__What you are asked to do__: Restate exactly the lines below, from the one containing "Decode this image" through the final line, and leave out the pictures.

Saved data entries:
_____

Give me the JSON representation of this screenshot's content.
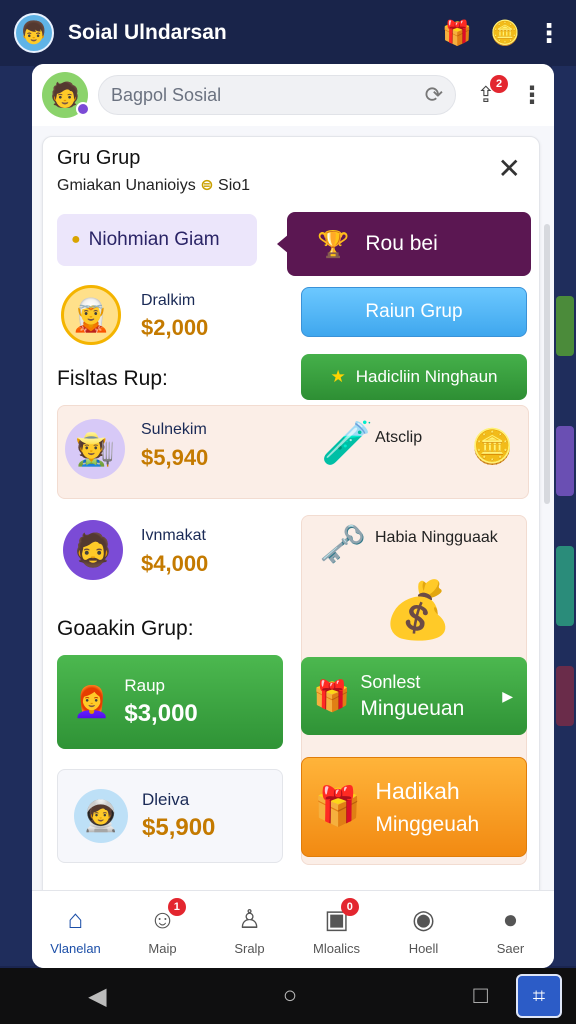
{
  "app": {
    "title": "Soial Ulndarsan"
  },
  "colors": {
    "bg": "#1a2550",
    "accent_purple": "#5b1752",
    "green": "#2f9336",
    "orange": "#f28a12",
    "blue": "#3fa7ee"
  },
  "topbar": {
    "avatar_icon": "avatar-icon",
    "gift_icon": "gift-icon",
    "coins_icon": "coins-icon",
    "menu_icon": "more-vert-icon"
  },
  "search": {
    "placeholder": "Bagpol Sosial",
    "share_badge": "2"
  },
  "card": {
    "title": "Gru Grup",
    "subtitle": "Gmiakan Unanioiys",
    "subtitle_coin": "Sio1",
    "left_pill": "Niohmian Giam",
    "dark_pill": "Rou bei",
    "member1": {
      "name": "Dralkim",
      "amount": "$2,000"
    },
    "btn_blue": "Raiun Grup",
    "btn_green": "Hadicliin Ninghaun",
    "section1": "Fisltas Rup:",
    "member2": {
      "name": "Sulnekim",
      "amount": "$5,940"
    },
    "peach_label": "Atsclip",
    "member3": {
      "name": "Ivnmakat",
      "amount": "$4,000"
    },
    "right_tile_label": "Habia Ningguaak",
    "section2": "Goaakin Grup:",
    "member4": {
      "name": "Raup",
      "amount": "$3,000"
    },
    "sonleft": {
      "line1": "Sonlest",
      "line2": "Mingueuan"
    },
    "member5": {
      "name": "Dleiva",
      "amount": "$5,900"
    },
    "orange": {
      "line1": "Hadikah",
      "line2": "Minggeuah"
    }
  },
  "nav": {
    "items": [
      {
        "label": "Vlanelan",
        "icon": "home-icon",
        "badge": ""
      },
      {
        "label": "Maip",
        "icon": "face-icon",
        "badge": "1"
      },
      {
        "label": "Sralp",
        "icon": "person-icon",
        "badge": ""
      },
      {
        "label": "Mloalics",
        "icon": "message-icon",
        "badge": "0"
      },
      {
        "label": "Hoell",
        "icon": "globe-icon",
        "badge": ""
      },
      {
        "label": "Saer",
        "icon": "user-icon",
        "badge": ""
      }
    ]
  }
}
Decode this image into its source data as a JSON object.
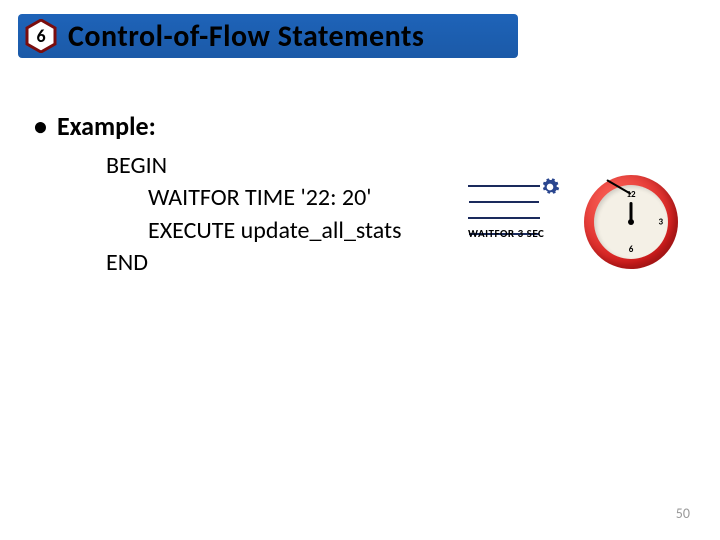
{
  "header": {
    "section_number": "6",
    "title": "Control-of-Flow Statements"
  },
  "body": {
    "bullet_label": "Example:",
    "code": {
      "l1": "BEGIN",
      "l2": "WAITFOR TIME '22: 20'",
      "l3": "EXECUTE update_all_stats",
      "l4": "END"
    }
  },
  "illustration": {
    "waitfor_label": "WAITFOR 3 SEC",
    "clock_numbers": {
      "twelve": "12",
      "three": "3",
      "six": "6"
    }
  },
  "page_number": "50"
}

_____

__The completed task__:
Decode this image into its source data as a JSON object.
{
  "header": {
    "section_number": "6",
    "title": "Control-of-Flow Statements"
  },
  "body": {
    "bullet_label": "Example:",
    "code": {
      "l1": "BEGIN",
      "l2": "WAITFOR TIME '22: 20'",
      "l3": "EXECUTE update_all_stats",
      "l4": "END"
    }
  },
  "illustration": {
    "waitfor_label": "WAITFOR 3 SEC",
    "clock_numbers": {
      "twelve": "12",
      "three": "3",
      "six": "6"
    }
  },
  "page_number": "50"
}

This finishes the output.